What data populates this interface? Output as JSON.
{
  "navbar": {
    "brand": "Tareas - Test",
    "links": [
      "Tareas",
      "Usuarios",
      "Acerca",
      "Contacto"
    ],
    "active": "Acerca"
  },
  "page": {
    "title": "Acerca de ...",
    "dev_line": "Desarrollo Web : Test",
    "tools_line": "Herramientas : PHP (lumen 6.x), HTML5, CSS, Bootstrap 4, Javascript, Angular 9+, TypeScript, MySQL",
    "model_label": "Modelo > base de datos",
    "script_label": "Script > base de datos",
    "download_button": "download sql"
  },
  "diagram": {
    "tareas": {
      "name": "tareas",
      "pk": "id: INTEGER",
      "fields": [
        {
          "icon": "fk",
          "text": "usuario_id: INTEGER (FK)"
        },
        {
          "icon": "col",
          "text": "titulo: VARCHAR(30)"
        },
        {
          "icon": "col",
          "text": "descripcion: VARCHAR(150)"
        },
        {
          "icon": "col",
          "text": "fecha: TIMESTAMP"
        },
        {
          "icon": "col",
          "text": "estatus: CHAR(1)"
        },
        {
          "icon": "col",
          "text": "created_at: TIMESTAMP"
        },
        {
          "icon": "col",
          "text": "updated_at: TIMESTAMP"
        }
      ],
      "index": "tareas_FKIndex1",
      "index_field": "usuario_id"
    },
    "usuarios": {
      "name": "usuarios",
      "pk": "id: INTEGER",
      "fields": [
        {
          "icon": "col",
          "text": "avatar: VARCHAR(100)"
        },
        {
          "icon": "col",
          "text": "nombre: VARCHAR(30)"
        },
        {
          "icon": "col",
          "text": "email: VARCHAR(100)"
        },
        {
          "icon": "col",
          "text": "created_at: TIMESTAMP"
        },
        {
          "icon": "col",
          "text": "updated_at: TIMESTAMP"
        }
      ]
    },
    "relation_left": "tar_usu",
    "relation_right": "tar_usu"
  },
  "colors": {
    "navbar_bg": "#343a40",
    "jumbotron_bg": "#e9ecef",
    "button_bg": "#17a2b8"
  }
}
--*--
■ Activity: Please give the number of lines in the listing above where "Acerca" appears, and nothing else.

■ Output for this exercise: 3